While 911 is a helpline for humans, did you know that you can also use it as a helpline for animal abuse? You can, an you should. Here are some things that you should know:
Indicators of Animal Cruelty:
- Open wounds that have no signs of treatment
- If you see this you should always tell the owner first, it could be a misunderstanding and the owner couldn’t notice it
- But if they are big wounds that are impossible to miss, try finding other indicators
- Harmful objects on or in the animal’s fur
- Obvious difference in the health of the animal (illness that hasn’t been treated)
- Discharge from the nose or eyes
- Bumpy skin
- Missing hair
- Neglect of grooming
- Matted hair
- Overgrown nails
- Extreme aggression or timid attitude
- Report any worsening indicators
- Ask what will be done to help the animal
You can often tell if a shelter is good if it provides all animals with proper vaccinations, but did you know that diseases can come in everyday places that your pet ventures?
Have you ever brought your dog to a dog park? If you have, you probably have seen how some dogs are the opposite of friendly. If your dog has gotten into a dog fight, here are some things you should know:
- Always bring your dogs medical records.
- Ask for the other dogs’ shot records to make sure that the dog is fully vaccinated.
- Check your dog for wounds.
- If there are wounds, bring your dog to the veterinarian.
If you follow these steps, you can make sure that your dog is safe. The last thing that you want is for your dog to be infected by a disease.
AVMA Animal Tracks (Dog Park Safety)
Happy Valentines Day! Don’t forget to think about animals! What can you do to help an animal in need? Give your pet a hug!
If you are looking for a great read on animal shelters and helping abused animals, I suggest The Mountaintop School for Dogs and other second chances by Ellen Cooney. While it is fictional, it is more realistic than one would suspect. I truly enjoyed this novel. It was very descriptive, and it constantly gave you a sense of what was happening.
A 24 year old girl named Evie leaves her hometown to become a dog trainer helping abused dogs. Meeting the dogs and working with them for the first time helps her learn more about herself and how animal abuse can have a bigger negative impact on animals than she would imagine.
Notes for Parents:

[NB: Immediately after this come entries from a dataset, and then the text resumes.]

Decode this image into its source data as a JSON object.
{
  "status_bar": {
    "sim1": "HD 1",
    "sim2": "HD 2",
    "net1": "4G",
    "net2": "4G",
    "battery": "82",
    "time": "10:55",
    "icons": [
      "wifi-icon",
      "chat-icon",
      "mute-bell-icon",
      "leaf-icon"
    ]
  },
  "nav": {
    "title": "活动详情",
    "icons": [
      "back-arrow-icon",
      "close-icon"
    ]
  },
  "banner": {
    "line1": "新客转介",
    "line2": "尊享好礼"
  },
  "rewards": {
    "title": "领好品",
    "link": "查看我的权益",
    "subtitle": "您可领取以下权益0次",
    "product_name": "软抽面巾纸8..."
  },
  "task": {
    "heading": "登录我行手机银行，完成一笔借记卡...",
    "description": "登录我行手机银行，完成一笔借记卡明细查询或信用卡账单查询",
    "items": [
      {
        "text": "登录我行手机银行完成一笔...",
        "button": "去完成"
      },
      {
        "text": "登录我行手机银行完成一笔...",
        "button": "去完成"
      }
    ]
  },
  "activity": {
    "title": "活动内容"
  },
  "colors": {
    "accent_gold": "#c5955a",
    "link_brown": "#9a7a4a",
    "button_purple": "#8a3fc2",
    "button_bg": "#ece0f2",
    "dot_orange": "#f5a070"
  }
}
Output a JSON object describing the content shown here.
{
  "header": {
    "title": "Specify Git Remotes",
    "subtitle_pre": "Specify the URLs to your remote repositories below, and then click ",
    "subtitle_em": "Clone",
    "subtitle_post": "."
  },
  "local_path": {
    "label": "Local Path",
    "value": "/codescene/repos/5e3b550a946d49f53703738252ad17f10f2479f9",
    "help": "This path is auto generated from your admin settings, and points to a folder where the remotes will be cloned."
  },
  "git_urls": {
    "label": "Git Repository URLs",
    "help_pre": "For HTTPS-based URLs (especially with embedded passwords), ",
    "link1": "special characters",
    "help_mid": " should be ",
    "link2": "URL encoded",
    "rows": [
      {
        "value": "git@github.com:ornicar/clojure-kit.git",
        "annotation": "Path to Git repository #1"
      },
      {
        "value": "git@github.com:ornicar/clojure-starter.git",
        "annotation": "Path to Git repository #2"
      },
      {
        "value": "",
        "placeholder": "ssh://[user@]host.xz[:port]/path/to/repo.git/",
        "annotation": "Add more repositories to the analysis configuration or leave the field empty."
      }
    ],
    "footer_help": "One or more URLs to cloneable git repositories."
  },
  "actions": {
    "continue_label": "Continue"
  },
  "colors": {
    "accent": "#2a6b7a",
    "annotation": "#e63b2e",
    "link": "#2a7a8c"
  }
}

There is a small amount of profanity.
The Mountaintop School for Dogs and Other Second Chances by Ellen Cooney
Earlier we posted one of these for cats, but we soon realized that dog owners might need one too. Especially if you are looking to adopt a dog. If you have dogs (or are thinking of getting one), here’s one for you!
Dogs are generally happy animals, but even so, they can get stressed easily. Training, no doubt is a really hard, confusing, and important task for you and your dogs, but even so a more important task is to make sure that you are treating your dogs correctly. Here are some tips:
- When they are puppies, it is important to train them to be able to be away from you. But take it at moderation. Once your dogs are potty-trained, have them come upstairs and stay with you and your family while you eat supper(or dinner)/lunch/breakfast.
- If you don’t want them running around, tie their leash to a leg of the table AS LOW AS POSSIBLE! This is important! By tying the leash to high the dog can choke.
- DO NOT LET THEM EAT CHOCOLATE!! I know that people say this all the time, but SERIOUSLY!! If you give you dog chocolate your dog may die due to ingestion and/or poisoning
- A good way to potty train and/or walk a dog is to have it do it’s “business” in a certain place. Wherever your dog goes when you first take ownership of it, you should go to that place every time you take your dog on a walk, it will feel more comfortable going to the bathroom this way
- You want to stay away from dog foods that contain:
- meat by-products
- meat meal
- artificial preservatives
- Avoid any of the following foods:
- too much garlic
- greasy foods
- cooked bones
The Puppy Whisperer (A Compassionate, Nonviolent Guide to Early Training and Care by Paul Owens and Terence Cranendonk
To prevent your cats from being stressed, make sure that they get a necessary amount of their time outside and/or being active. Many shelters forget this need for cats and leave them in cages. Cats need to be active and happy so that they feel content and are able to function properly.
If it’s cold outside, or your cat is an indoor cat, here are some tips that you can try:
- As weird as it may sound, walking your cat on a leash can help them get the necessary exercise that they need. Make sure to start leash-training them when they are younger
- Buy a kitty condo (also known as cat trees). These cool contraptions help cats get out energy and also relax
- Play with your cat. If you need to get some cat toys and play with your cats. You bond with them and they get exercise
- CLEAN THE LITTER BOX
If you need more ideas please click on the link here: http://www.humanesociety.org/animals/cats/tips/cat_happy_indoors.html
Used sources: http://www.humanesociety.org/animals/cats/tips/cat_happy_indoors.html